Then I bought another drop spindle and hand spun some more yarn. And added a spinning wheel to my Christmas list.

Handspun shawl

My pound of roving finally spun and skeined, I decided to knit something for myself.

I loosely followed Stephen West’s Daybreak Shawl pattern — although with a completely different yarn and needle size (I did say, “loosely followed.”)

I added some yarn overs for a bit of lacyness and ignored some directions here and there that seemed like a good idea at the time.

I was very pleased with how it turned out but, being allergic to wool and no longer working in an over-airconditioned office, I really haven’t used it. It adorns my office chair downstairs, though, and Berry sometimes plays with it.

Another baby sweater

Wrapping up the year were a few more knitting projects, including a sweater for my newest nephew, Finn who we visited over the summer (along with his my brother – his Dad, sister-in-law and nephew).

Finn’s sweater came from the same book of patterns as Avery’s sweater. It took forever to knit with such fine yarn. And I modified the pattern to remove all the complex cabling in the middle. It seemed too much combined with the striping yarn.

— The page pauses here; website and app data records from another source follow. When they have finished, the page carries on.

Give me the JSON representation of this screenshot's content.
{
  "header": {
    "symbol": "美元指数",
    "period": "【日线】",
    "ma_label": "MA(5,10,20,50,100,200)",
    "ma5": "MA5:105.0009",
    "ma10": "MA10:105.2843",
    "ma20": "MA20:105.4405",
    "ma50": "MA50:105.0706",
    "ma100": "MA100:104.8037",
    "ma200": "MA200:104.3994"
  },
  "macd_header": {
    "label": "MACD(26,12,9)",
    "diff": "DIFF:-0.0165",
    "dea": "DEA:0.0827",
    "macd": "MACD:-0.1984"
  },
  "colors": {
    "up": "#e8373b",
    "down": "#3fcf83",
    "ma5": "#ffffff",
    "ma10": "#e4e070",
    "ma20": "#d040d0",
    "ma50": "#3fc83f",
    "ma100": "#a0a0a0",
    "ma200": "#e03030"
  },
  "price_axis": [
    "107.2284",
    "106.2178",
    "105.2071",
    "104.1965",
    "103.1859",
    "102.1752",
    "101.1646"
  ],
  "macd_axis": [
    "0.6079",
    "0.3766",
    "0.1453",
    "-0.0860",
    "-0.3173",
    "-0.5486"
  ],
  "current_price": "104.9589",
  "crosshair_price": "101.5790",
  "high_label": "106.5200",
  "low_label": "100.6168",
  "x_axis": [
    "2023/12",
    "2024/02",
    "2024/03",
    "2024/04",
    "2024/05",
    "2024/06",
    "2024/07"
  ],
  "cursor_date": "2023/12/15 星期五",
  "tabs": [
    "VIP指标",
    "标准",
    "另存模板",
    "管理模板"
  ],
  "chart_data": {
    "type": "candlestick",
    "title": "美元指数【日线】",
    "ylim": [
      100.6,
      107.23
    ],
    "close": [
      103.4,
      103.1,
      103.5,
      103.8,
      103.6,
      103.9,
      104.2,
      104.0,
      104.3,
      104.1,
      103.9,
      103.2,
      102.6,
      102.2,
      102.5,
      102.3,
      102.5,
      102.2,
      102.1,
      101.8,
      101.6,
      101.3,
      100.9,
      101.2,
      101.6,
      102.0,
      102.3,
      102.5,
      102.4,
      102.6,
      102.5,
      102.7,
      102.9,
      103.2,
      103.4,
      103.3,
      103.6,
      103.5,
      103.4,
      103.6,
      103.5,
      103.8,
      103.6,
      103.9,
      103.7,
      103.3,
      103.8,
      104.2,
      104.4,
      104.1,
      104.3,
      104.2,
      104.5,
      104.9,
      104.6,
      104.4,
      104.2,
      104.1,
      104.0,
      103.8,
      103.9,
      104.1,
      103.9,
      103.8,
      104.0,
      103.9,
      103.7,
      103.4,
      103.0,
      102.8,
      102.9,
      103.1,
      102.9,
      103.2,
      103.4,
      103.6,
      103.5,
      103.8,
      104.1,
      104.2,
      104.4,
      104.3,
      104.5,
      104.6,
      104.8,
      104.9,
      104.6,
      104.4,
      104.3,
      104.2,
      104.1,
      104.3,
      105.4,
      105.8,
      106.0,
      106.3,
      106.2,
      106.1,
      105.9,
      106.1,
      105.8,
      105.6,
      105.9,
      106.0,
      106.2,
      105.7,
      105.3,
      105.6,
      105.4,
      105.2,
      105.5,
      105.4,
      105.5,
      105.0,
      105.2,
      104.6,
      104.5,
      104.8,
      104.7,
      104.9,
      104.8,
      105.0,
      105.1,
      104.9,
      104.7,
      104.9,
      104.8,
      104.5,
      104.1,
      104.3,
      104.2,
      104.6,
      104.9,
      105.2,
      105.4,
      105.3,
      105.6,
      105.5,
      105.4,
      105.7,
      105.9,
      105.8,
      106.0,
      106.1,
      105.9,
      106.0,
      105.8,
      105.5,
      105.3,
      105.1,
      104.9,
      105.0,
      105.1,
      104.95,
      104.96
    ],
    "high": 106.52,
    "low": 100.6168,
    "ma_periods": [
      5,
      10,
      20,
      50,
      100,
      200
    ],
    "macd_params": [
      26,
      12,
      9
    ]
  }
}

Berry made the stuffed bear and we shipped them off to France for Christmas.

A Christmas cap

Also on the Christmas knitted gift list was this cap for Adam.

The yarn had come home with me from the silent auction along with roving and drop spindle. And the man needed a hat.

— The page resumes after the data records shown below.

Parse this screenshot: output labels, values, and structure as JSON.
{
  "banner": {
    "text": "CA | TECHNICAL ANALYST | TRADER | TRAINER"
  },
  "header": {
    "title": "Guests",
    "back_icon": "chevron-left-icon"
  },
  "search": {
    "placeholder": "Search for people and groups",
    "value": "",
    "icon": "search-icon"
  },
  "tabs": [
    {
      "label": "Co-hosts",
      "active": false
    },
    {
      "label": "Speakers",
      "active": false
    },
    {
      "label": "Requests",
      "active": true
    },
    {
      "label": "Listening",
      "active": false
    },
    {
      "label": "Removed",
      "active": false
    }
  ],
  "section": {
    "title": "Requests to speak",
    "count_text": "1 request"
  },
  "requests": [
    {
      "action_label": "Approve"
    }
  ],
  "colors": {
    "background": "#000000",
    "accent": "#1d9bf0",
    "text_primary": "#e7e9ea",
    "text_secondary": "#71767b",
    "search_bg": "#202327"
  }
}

I think I found the pattern online…I no longer recall where. The thing I remember most about this project is that I had to knit it in secret.

It’s easy to knit surprises for the kids as I do most of my knitting at night in front of the TV or at church on Sunday mornings. But Adam sits next to me at night (often rubbing my feet, lucky woman that I am). So that was out.

So this secret project was knit in furtive spurts at home and at church on Sundays. Fortunately, I managed to finish it in time, with him none the wiser. It’s a good feeling when you can pull off a pleasant surprise.

Berry’s winter scrap yarn sweater

As my yarn stash grew — what better souvenir from your travels than local yarn? — I felt compelled to use up leftover yarn from other projects. I had this thick, chunky yarn left over from a crocheted blanket (which disappeared at some point in one of our moves) and it looked like the perfect amount for a child’s sweater.

I’d recently found an amazing book in the library, The knitters handy book of sweater patterns, which bestowed on me the knowledge to make any sweater from any yarn. No more hunting for patterns that fit the idea and the yarn I had in mind!

Instead: decide on the basic style (crew neck, v-neck, turtleneck) and sleeve type (raglan sleeves, drop sleeves, etc.) knit a gauge swatch, decide on the finished size, look it up on the chart and off you go! Amazeballs, people. Amazeballs. (I know, I’m over 30 and not supposed to use that word, but whatevs.)

I used up most of three leftover balls of yarn for this and Berry got a soft, comfy sweater that she loved.

Christmas wonder

And what did I get at the end of the year? I must have been a good knitty girl because Father Christmas (aka my lovely husband) got me an Ashford spinning wheel.

The little kids were at their Dad’s for two weeks, leaving me the option of pining over them during the holiday season, or losing myself in the hypnotic medication of spinning yarn. I pined a little. But mostly I spun yarn — the rest of the roving won at that silent auction back in June and more that I purchased at our local textile and fiber arts store.

My journey into spinning is another post in and of itself — as are the 2014 project completed to date. So I’ll end here with a year of knittyness. Out of 11 projects, only one was for me — and I can’t even wear it due to its wooliness. That’s usually how my knitting goes, but that’s OK.

I do it because I enjoy creating. And it keeps me from fidgeting when I’m supposed to be sitting still and paying attention. Plus people get presents, made with love. And I get to keep learning new stuff. A win for everyone.